Northern Marks 110 Years
Northern is not only recognizing the “High Tech Hits 10” milestone, but also its 110th year of existence. Established by the Michigan Legislature in 1899 as a normal school to provide teachers for the Upper Peninsula, NMU held its first classes on Sept. 19 with 32 students, six faculty and Dwight B. Waldo as principal. For many years, educating teachers was the sole mission of the school.
The red-roofed “old City Hall” building on Washington Street was home to Northern State Normal when it first opened. With the completion of South or Longyear Hall in the spring of 1900, classes were permanently offered on campus. It was at the dedication of this building that Peter White—a city co-founder who successfully lobbied for a college in the Upper Peninsula—delivered an interesting prophecy about the institution’s future, including the growth in facilities:
“There will be more [buildings] … a comfortably housed library, distinct from the one in town, of 20,000 volumes. There will be 500 of our graduates at work in our schools and 1,000 students in the school itself. There will be a gymnasium and careful training in reasonable physical culture and practical hygiene. There will be laboratories for botany, chemistry and physics, and a small but well-equipped observatory. The U.S. Weather observatory will be at this school. There will be an Assembly Hall with a fine pipe organ and notable examples of the arts will adorn the walls, corridors and pedestals.
“The courses will have been lengthened to four years of advanced study beyond the high school curriculum and the degree of the school will be known and respected at least throughout the state.”
Most of White’s predictions came true. A four-year college program was introduced in 1918 and the first bachelor of arts degree conferred two years later. As enrollment swelled in the '50s and '60s, this small teacher's college became a diversified institution with dramatic growth in faculty and facilities. With an emphasis on instruction, service and research, it established its own graduate program leading to a master of arts degree. Under a state constitution in 1963, Northern—like all public institutions in Michigan—was granted university status and an autonomous board of trustees.
According to Russell Magnaghi (History), Northern has risen above several challenges over the years, some of which parallel current events. Swine flu has recently made headlines, but in 1918, there was a major flu epidemic that closed the university for the fall semester. It required a major effort to double up courses and take other measures to ensure that students could graduate in June.
“War has also impacted the university, especially the gender makeup of the student body,” Magnaghi said. “Most of the men on campus left during the two World Wars. There weren’t even enough remaining to field a football team. And the university has endured economic bad times in the past. Thanks to qualified expertise and a certain amount of creativity on the part of the people who’ve managed the university’s finances, we’ve weathered the storms. Northern has always managed to stay on keel and perform its mission while pushing ahead in non-classroom opportunities such as internships, leadership and the Superior Edge. It’s really been wonderful to see the progress over my 40 years here.”

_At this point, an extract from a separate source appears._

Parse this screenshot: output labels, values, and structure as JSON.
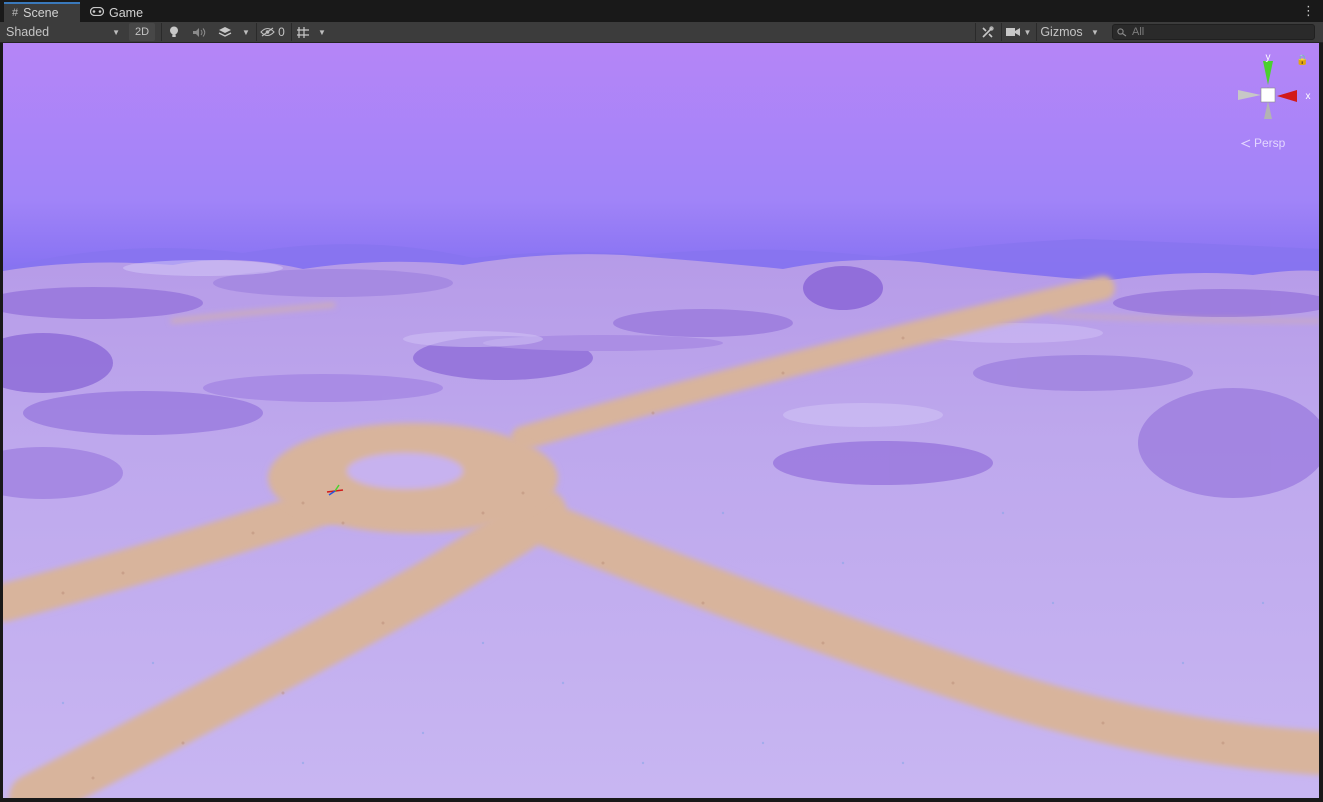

Magnaghi was appointed the university’s second historian in 1994. His charge was to collect and preserve artifacts and structures on campus, act as a liaison between the university and historical agencies and write a university encyclopedia. The latter is titled A Sense of Time: The Encyclopedia of Northern Michigan University, published in 1999 for the year-long centennial celebration. Magnaghi plans to update the content and perhaps make it available online. He also will continue two activities started during the centennial: placing historical markers on campus and conducting annual recorded audio interviews with the university president.
The first university historian, Francis Roy Copper, wrote a personal history of Northern covering 1899-1943. The Center for Upper Peninsula Studies, which Magnaghi directs, will mark Northern’s 110th anniversary by publishing the manuscript. Magnaghi said it offers rare personal insights on the early presidents.
Photo Credits: NMU Archives